[Start of section]

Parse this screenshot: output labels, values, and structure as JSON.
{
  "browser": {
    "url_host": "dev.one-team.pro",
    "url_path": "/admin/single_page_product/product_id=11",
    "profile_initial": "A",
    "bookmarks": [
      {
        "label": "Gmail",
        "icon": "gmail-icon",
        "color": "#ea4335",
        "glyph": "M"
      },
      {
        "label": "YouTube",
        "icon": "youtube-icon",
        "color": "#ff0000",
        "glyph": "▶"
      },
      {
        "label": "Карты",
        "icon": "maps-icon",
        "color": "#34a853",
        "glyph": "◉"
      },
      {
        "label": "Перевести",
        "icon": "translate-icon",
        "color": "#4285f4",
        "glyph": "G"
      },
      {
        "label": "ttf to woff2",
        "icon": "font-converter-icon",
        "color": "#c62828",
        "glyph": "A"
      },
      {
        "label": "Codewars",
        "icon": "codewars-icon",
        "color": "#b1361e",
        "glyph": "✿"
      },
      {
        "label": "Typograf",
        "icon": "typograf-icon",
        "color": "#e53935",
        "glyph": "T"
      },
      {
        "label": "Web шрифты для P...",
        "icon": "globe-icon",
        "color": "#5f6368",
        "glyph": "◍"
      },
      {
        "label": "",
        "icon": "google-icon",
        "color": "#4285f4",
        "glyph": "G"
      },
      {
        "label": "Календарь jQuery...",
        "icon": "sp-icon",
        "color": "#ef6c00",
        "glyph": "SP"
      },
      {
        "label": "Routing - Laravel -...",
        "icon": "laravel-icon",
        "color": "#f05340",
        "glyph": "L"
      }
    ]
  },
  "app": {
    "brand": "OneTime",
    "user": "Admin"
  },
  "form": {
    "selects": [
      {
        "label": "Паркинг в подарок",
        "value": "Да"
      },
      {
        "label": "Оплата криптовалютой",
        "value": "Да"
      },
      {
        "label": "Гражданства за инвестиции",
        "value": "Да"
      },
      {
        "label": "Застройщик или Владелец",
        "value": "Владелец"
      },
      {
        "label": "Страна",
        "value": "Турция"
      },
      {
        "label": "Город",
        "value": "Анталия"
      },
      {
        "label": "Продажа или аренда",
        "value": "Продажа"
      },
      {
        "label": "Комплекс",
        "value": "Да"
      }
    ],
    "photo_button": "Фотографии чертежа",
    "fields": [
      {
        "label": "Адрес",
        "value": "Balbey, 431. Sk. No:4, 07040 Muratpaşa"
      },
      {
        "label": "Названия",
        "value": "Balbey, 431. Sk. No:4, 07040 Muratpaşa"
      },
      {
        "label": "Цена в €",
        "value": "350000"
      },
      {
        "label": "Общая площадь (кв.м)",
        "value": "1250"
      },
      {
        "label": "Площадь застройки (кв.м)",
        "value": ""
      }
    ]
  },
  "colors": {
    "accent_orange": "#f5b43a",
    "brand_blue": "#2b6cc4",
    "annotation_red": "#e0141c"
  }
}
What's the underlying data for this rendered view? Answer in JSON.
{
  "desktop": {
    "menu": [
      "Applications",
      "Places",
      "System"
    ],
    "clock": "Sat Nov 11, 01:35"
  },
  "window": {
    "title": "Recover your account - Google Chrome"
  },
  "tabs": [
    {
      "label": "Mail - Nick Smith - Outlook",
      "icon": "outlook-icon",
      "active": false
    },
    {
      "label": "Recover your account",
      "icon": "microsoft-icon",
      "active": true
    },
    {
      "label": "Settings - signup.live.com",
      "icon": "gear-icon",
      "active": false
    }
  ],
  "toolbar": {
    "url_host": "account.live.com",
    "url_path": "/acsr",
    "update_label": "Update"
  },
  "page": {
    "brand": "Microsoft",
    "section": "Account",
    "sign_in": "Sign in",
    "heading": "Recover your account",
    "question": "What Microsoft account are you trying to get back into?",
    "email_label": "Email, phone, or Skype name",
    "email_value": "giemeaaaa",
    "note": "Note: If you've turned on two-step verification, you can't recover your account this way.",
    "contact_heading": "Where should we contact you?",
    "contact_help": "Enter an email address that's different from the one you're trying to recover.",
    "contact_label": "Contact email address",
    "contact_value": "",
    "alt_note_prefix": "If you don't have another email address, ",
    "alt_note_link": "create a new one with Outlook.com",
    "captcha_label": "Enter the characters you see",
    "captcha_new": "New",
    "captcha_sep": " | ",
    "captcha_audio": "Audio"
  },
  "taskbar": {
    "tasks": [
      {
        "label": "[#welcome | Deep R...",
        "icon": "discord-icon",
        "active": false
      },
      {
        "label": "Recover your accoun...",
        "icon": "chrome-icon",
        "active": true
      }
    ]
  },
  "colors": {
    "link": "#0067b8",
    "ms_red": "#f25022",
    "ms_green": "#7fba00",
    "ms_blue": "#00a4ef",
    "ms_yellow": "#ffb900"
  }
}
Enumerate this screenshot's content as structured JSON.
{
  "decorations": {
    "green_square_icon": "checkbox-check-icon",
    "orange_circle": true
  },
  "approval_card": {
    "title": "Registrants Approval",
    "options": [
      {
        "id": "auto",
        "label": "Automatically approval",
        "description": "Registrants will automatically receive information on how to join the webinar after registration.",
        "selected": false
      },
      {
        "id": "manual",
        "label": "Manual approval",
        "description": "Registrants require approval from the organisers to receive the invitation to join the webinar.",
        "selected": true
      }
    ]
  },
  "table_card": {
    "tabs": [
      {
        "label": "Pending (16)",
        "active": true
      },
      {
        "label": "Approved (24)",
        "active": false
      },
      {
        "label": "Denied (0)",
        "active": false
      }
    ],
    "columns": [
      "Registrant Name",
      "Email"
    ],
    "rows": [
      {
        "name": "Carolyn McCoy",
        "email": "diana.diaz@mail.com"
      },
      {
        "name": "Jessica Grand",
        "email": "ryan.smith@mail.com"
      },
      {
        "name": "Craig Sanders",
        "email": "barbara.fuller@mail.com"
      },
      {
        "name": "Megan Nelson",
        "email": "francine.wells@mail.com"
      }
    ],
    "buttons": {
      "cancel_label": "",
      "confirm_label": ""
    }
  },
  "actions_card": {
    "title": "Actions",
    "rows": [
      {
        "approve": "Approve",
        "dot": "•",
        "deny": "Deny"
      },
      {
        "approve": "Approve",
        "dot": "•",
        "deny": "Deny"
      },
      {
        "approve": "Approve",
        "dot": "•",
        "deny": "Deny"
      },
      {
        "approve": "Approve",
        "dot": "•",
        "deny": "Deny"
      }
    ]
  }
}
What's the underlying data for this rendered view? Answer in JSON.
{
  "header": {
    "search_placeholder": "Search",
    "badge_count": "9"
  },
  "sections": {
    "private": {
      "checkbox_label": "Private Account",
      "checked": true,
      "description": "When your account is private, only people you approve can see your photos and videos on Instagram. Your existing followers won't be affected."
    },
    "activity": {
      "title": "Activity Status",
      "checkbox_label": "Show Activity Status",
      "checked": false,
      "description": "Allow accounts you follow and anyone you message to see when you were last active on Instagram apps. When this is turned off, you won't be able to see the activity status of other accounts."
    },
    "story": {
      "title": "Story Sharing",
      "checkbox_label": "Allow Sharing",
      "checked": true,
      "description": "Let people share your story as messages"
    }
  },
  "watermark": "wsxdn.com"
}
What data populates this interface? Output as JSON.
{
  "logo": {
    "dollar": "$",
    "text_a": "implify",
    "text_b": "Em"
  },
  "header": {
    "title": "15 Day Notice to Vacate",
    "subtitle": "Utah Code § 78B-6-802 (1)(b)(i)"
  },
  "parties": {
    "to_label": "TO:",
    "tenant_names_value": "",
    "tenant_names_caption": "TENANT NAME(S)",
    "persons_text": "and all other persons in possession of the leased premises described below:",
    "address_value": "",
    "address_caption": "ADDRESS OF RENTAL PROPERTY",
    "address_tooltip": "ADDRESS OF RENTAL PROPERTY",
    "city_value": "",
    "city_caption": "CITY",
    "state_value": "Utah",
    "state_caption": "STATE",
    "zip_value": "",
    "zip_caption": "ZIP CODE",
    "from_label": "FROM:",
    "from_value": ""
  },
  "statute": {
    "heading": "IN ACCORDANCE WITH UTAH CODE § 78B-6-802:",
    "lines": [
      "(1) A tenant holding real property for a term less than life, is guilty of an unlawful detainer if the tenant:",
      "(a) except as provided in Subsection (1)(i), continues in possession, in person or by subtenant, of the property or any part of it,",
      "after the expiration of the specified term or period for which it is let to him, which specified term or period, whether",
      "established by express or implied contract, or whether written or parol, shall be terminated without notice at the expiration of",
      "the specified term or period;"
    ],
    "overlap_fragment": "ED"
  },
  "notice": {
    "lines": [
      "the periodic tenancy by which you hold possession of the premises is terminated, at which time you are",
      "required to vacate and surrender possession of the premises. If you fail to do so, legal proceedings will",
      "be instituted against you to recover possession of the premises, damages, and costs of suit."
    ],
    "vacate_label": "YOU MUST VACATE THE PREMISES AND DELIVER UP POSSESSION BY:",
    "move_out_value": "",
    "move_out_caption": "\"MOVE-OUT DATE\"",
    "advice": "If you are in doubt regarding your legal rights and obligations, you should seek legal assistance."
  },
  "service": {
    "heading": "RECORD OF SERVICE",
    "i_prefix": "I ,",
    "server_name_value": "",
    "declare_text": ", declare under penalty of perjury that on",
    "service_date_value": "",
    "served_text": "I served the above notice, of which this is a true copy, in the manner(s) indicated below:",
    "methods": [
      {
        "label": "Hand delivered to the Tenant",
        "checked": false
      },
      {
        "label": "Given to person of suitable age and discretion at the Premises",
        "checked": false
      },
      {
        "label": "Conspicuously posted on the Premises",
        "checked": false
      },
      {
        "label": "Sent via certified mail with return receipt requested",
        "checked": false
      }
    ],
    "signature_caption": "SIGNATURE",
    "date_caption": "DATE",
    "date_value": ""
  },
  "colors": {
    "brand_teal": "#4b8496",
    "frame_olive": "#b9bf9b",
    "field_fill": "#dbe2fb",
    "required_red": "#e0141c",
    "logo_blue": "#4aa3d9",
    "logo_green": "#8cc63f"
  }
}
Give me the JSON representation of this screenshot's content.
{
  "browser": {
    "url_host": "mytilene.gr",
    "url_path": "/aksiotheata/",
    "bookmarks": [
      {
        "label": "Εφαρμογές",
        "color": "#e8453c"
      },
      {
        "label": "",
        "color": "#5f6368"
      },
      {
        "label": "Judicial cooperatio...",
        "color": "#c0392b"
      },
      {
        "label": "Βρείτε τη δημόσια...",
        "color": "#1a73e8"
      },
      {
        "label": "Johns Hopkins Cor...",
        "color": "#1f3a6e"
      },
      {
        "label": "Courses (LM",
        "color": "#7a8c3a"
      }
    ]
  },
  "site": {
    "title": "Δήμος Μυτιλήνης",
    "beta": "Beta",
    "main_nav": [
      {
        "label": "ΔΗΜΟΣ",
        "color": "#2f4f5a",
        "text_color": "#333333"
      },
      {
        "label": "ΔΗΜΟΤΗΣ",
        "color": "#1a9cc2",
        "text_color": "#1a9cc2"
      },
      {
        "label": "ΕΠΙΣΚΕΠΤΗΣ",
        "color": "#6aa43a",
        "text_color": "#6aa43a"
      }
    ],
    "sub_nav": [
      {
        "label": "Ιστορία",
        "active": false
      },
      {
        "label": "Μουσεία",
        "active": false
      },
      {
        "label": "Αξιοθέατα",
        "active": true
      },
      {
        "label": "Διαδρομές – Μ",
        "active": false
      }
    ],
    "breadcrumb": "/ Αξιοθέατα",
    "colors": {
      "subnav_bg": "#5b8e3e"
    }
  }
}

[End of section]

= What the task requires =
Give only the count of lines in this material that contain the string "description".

= Your response =
5